▶ **What is required**
Count how many lines in the entries below hold "content". Only the number belongs in the answer.

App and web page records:
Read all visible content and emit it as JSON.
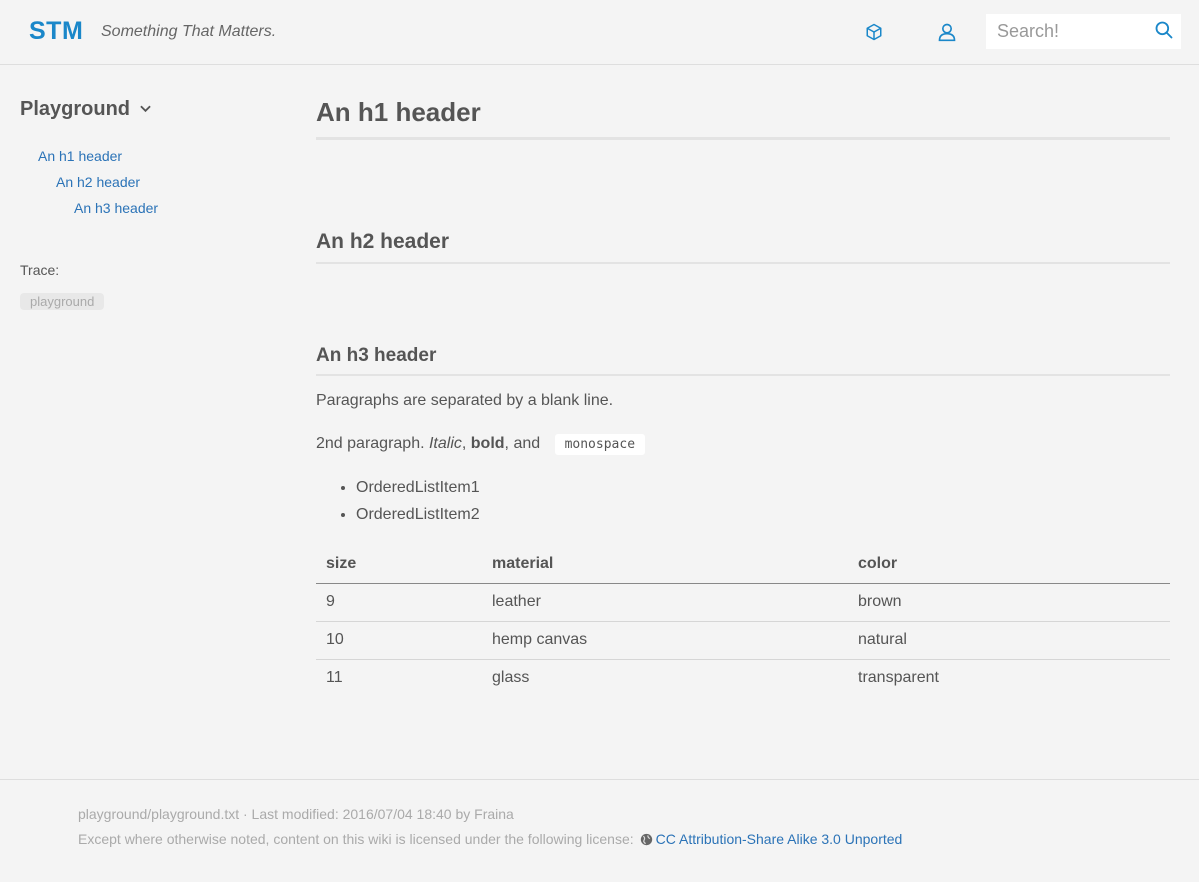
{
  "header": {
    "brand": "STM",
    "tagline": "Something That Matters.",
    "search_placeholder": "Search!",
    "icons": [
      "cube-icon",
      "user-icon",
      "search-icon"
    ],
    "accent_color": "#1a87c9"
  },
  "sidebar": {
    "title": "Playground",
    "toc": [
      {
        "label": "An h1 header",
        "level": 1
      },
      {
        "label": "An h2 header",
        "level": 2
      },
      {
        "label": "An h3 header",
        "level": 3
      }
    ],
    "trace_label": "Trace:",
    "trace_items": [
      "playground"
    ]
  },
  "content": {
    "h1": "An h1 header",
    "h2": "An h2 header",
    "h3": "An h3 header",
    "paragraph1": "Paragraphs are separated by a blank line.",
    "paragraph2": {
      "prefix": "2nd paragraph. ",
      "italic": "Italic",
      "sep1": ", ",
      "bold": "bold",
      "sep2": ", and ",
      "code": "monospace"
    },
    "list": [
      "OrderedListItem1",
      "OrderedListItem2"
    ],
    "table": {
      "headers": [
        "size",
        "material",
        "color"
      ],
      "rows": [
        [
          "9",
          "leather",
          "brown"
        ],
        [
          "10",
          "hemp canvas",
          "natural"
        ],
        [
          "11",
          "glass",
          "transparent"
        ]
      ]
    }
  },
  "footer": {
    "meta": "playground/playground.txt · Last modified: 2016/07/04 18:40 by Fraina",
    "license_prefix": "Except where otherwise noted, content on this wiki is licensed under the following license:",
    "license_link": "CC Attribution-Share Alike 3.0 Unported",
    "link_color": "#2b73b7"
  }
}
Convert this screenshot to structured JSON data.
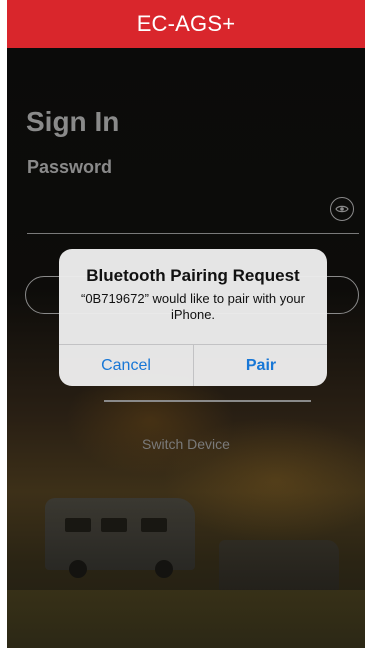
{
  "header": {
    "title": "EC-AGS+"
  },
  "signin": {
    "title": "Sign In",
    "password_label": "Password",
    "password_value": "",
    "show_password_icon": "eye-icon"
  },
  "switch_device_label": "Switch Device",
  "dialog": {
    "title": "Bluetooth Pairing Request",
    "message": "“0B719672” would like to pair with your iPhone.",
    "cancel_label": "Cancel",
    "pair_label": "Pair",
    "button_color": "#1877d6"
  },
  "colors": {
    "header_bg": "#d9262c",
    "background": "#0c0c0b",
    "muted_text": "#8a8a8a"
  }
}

▶ **Solution to the problem**
3